Often these assets provide essential services such as power generation, water and waste management, roads, bridges, communication networks and data centres. Steady demand for their services coupled with limited competition due to their size and capital-intensive nature makes the assets less sensitive to economic cycles and changes in market conditions. They are also a stable source of income with cash flows generated from long-term contracts, which often adjust for inflation or a higher cost of capital, providing further protection in challenging economic environments.

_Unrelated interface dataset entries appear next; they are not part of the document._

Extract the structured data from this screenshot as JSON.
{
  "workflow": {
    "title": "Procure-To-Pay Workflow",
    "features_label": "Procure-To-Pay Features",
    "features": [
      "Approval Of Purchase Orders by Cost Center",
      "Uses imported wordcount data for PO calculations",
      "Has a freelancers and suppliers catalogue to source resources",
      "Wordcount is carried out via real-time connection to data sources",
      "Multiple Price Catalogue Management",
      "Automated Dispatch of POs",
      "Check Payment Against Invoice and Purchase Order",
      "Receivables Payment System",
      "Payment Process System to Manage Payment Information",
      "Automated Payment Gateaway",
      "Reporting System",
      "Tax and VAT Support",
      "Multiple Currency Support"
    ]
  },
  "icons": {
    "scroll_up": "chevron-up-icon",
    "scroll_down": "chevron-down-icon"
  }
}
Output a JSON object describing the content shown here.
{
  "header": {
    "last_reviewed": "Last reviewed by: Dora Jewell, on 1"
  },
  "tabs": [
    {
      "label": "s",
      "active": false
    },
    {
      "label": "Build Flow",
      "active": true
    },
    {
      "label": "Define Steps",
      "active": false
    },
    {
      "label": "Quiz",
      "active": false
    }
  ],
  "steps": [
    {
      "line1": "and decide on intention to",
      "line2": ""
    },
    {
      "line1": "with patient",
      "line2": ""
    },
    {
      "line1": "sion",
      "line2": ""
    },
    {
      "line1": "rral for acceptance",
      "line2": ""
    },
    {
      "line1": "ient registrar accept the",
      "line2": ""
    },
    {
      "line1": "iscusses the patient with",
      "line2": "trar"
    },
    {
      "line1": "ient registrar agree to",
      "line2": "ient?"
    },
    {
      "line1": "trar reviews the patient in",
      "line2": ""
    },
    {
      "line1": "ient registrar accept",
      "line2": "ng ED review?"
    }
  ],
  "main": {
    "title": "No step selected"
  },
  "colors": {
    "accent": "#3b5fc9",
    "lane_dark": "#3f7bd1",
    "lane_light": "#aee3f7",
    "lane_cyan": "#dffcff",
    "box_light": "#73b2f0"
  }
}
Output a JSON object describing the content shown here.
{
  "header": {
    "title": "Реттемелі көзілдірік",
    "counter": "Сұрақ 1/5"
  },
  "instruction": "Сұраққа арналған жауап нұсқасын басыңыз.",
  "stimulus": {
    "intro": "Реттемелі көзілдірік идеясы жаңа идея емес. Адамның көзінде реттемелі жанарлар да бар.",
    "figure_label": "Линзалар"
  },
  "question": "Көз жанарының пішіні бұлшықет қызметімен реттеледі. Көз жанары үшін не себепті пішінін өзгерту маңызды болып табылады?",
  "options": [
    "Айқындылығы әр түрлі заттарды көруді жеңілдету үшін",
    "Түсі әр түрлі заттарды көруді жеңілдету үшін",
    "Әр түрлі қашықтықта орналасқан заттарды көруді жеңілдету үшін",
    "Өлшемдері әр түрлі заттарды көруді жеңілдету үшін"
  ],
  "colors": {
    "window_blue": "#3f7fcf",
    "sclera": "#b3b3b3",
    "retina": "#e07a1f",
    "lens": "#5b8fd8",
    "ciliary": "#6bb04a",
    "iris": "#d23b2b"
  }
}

Government incentives to facilitate the energy transition and decarbonise economies globally will continue to create a wealth of opportunity in the infrastructure sector. We expect these measures will help drive capital to projects for grid electrification, solar and wind power, and battery storage in the coming years.
Along with energy production and transmission changes, we see a broad range of investment opportunities as society adapts to a low-carbon economy. These include mass transportation and electric vehicles, more energy-efficient buildings, and the scrapping and recycling of necessary metals and minerals.
Positioning portfolios to benefit
With these opportunities comes risk. Liquidity risk is more significant in private markets than public, and private assets should be considered a long-term investment.
Working with an asset manager with experience and expertise in private markets will help investors understand the role private assets play in a portfolio and manage some of these risks.
Read Nuveen’s outlook to find out more about private assets.
Past performance is not a guide to future performance. Investment involves risk, including loss of principal. The value of investments and the income from them can fall as well as rise and is not guaranteed.
Private equity and private debt investments, like alternative investments are not suitable for all investors given they are speculative, subject to substantial risks including the risks associated with limited liquidity, the potential use of leverage, potential short sales, concentrated investments and may involve complex tax structures and investment strategies.
This information does not constitute investment research as defined under MiFID.
Nuveen, LLC provides investment solutions through its investment specialists.
This is a sponsored article from Nuveen.